Amazing Close-Up Magic by Teller

I’ve enjoyed mag­ic since I was a kid, and I actu­al­ly regret watch­ing some of those shows on FOX which revealed the tricks behind many pop­u­lar illu­sions. I know there is no super­nat­ur­al mag­ic in the world — and with the splen­did won­der of actu­al ani­mals, plants, plan­ets, and the uni­verse, who needs it? — but the mag­ic of illu­sion and slight of hand?

Not only is such mag­ic tremen­dous­ly enter­tain­ing — and Teller (of Penn & Teller, of course) nails quite the amaz­ing illu­sion in the above video — but it’s also hum­bling, remind­ing us just how eas­i­ly our eyes and our minds can be fooled (an impor­tant fact to keep in mind when reli­gions claim “eye-wit­ness tes­ti­mo­ny” to the def­er­ence of actu­al evidence).

Oh, and please do not use the com­ments here to reveal the tricks behind Teller’s illu­sion. Keep it mag­i­cal; the fun is in not knowing!


Posted

in

by

Tags:

Comments

3 responses to “Amazing Close-Up Magic by Teller”

  1. Colin McQueen Avatar
    Colin McQueen

    All evi­dence is ‘eye (or ear or nose or touch) wit­ness’. As is the sec­ond read­ing of that evi­dence writ­ten down. How much of the sci­ence that you ‘believe’ did ‘you’ actu­al­ly do your­self and how much relies on some­one telling you this lit­tle pic­ture or these num­bers or these grains of samd in this rock means this but only of you assume that etc. espe­cial­ly when it comes ‘evi­dence’ of the past or the stars or time or the oth­er 6 dimen­sions we can­not experience.

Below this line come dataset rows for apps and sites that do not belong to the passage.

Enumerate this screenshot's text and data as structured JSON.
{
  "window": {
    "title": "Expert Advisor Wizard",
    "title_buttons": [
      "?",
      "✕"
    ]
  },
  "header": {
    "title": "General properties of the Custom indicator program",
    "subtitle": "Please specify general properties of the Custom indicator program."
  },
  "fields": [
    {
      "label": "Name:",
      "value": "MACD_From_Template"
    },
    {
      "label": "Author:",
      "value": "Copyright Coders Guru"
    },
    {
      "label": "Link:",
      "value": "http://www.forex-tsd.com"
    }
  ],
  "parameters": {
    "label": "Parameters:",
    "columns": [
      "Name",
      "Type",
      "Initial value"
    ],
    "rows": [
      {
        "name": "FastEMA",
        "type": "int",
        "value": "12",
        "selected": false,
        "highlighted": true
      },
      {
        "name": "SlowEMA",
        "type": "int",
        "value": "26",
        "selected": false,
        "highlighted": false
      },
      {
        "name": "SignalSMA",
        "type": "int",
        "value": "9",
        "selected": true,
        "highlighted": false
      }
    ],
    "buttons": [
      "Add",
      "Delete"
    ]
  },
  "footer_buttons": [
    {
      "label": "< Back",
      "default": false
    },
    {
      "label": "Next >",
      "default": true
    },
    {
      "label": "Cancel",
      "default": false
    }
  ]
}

    1. Rick Beckman Avatar

      The thing about that is, sci­ence is ver­i­fi­able. It’s repeat­able. And it invites any & every­one to par­tic­i­pate in that. If, for exam­ple, a the­o­ret­i­cal physi­cist speaks of mul­ti­ple dimen­sions, the same math may be per­formed by anyone.

      Reli­gion does­n’t work that way. Per­son­al expe­ri­ence & anec­dote are not only not sub­ject to rig­or­ous peer-review, but they would be impos­si­ble to repeat or test even if they were sub­ject­ed to peer-review.

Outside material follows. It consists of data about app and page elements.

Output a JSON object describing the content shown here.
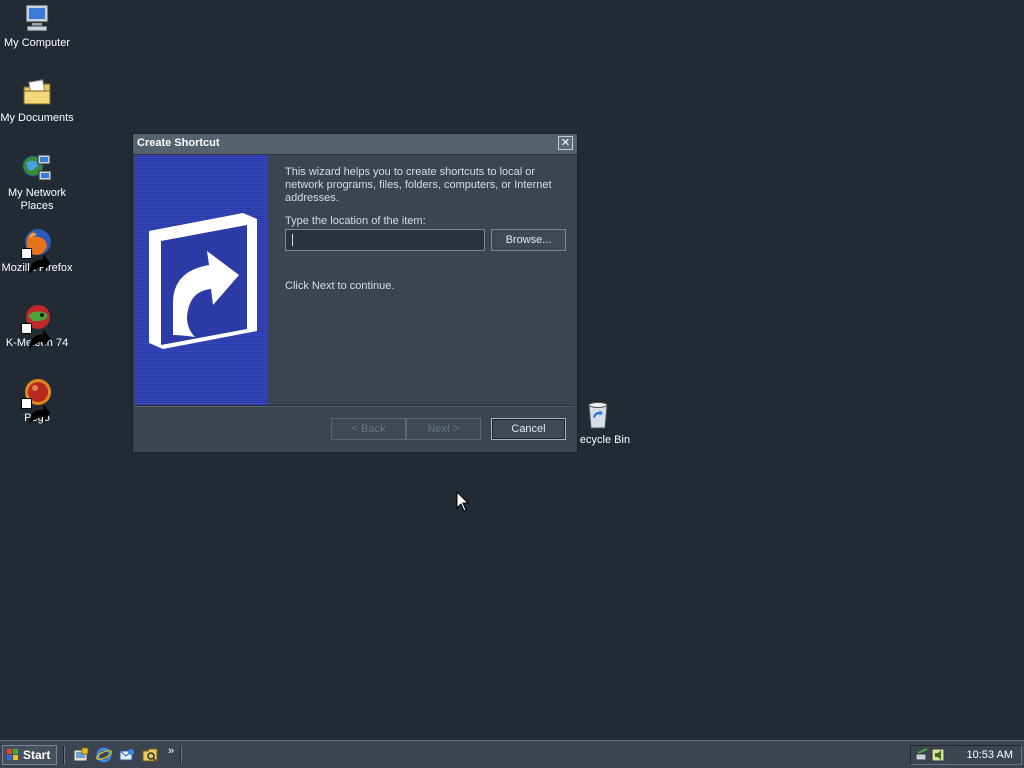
{
  "desktop": {
    "icons": [
      {
        "label": "My Computer",
        "icon": "computer-icon"
      },
      {
        "label": "My Documents",
        "icon": "documents-folder-icon"
      },
      {
        "label": "My Network Places",
        "icon": "network-places-icon"
      },
      {
        "label": "Mozilla Firefox",
        "icon": "firefox-icon"
      },
      {
        "label": "K-Meleon 74",
        "icon": "kmeleon-icon"
      },
      {
        "label": "Pego",
        "icon": "pego-icon"
      },
      {
        "label": "ecycle Bin",
        "icon": "recycle-bin-icon"
      }
    ]
  },
  "dialog": {
    "title": "Create Shortcut",
    "close_label": "✕",
    "intro": "This wizard helps you to create shortcuts to local or network programs, files, folders, computers, or Internet addresses.",
    "location_label": "Type the location of the item:",
    "location_value": "",
    "browse_label": "Browse...",
    "continue_text": "Click Next to continue.",
    "back_label": "< Back",
    "next_label": "Next >",
    "cancel_label": "Cancel"
  },
  "taskbar": {
    "start_label": "Start",
    "quick_launch": [
      "show-desktop-icon",
      "internet-explorer-icon",
      "outlook-express-icon",
      "explorer-icon"
    ],
    "chevron": "»",
    "clock": "10:53 AM"
  },
  "colors": {
    "desktop": "#222a33",
    "dialog_bg": "#3b4450",
    "wizard_banner": "#2b3aa5"
  }
}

      The dif­fer­ence is this:

      Reli­gion is view­ing a magi­cian on a stage from the audi­ence: it’s easy to see the magic.

      Sci­ence is view­ing a magi­cian in a con­trolled envi­ron­ment with record­ing equip­ment on every angle, and then the magi­cian allows the same sort of con­trolled set­tings with many oth­er sci­en­tists: it’s easy to see the reality.

  2. Colin McQueen Avatar
    Colin McQueen

    Oh and if God (and Satan) does exist I would sup­pose He may be bet­ter con­jurors than Penn or Teller.

Join the Discussion

Your email address will not be published. Required fields are marked *

Use your Gravatar-enabled email address while commenting to automatically enhance your comment with some of Gravatar's open profile data.

Comments must be made in accordance with the comment policy. This site uses Akismet to reduce spam; learn how your comment data is processed.

You may use Markdown to format your comments; additionally, these HTML tags and attributes may be used: <a href="" title=""> <abbr title=""> <acronym title=""> <b> <blockquote cite=""> <cite> <code> <del datetime=""> <em> <i> <q cite=""> <s> <strike> <strong>

Rick Beckman